Today’s rapidly evolving technology means that corporations are more vulnerable than ever before. The FAA notes that 2.5 million drones were purchased in the U.S. in 2016, and they expect this figure to reach 7 million by 2020. Sabotage and disruption via drone can come through the company’s computer system or directly through the sky outside a locked building. Industrial espionage, system disruption and even physical destruction can all be carried out remotely, breaching boundaries that are still undefended. Sophisticated cameras can capture images at a great distance, while temporary wifi networks on a hovering drone can hack into enterprise data.
Even in the cyber age, some industry intelligence is still visible if the viewer has the right vantage point. White boards often display closely-held information such as proprietary formulas and financial figures, and locked doors provide no protection if the board is visible through nearby windows. Drones with powerful zoom lenses can hover outside buildings, escaping notice while they gather and record vital images. Micro aerial devices the size of dragonflies are already being deployed for military purposes, and private cyber criminals will rapidly follow suit.
Drones carry more and more potential to do damage, as hardware becomes miniaturized and remote devices become more sophisticated. Stalker drones can easily track a wifi connection, RFID or Bluetooth signal, collecting data even as the source moves physically through the world. Drones can interrupt virtually any networked operation, causing malfunctions, data breaches and server failures. Companies that don’t keep their customers’ financial and personal information safe may end up liable, to the tune of millions of dollars. It doesn’t take too many repetitions of such breaches before a brand loses credibility in the eyes of its customers.
While corporations are typically more focused on protecting sensitive information, it’s worth considering that drones can also present a direct physical threat. Weaponizing drones is not difficult as they develop the ability to carry heavier payloads, and critical infrastructure industries may become terrorist targets.

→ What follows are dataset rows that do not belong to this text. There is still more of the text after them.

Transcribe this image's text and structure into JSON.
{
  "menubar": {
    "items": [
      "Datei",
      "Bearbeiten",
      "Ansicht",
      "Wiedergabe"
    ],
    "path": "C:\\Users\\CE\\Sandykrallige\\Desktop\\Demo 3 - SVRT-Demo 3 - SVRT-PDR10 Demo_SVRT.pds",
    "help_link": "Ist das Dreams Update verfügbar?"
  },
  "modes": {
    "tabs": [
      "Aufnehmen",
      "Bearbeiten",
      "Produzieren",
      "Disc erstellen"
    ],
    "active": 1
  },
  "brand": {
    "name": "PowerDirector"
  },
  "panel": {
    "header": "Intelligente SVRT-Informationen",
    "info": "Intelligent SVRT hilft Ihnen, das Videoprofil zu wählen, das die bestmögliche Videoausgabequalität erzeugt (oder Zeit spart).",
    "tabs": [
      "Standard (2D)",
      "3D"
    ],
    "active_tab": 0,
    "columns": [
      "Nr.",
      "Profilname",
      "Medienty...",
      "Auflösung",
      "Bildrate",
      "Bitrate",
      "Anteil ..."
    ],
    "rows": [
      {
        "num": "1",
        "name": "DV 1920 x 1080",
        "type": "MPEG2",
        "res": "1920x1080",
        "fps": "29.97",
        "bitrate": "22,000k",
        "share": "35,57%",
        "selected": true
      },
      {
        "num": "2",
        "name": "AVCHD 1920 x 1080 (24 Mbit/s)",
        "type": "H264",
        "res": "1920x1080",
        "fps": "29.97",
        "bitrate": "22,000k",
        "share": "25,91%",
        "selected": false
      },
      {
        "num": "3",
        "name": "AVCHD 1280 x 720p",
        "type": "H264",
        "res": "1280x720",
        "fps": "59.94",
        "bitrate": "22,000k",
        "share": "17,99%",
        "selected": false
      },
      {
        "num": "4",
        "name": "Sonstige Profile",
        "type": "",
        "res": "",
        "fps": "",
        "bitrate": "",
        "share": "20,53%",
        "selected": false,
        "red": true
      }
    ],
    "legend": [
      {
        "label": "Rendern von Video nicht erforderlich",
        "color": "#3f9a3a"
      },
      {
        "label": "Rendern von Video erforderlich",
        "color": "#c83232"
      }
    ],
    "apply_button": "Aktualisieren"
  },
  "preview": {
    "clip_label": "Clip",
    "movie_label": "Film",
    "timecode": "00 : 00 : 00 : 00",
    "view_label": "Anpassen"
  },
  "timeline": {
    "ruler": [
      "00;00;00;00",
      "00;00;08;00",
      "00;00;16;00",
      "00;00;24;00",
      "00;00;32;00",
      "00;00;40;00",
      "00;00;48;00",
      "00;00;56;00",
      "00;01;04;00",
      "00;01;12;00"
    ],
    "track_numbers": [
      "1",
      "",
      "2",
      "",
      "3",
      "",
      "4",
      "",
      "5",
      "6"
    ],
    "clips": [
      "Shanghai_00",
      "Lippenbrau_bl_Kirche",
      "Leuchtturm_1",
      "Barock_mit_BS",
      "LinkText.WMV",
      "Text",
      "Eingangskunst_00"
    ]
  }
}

The airspace around your building has become a sensitive area, and your corporate risk management solution may need a new “airspace security” section added to it. Intellectual property protection must include an awareness of this new vulnerability, and data center standards require agility in the face of evolving threats. Your staff should be trained in FAA rules and regulations, but taking proactive steps is always the best approach. Now you can make the first move, deploying an airspace detection system to protect yourself and your company from this growing threat.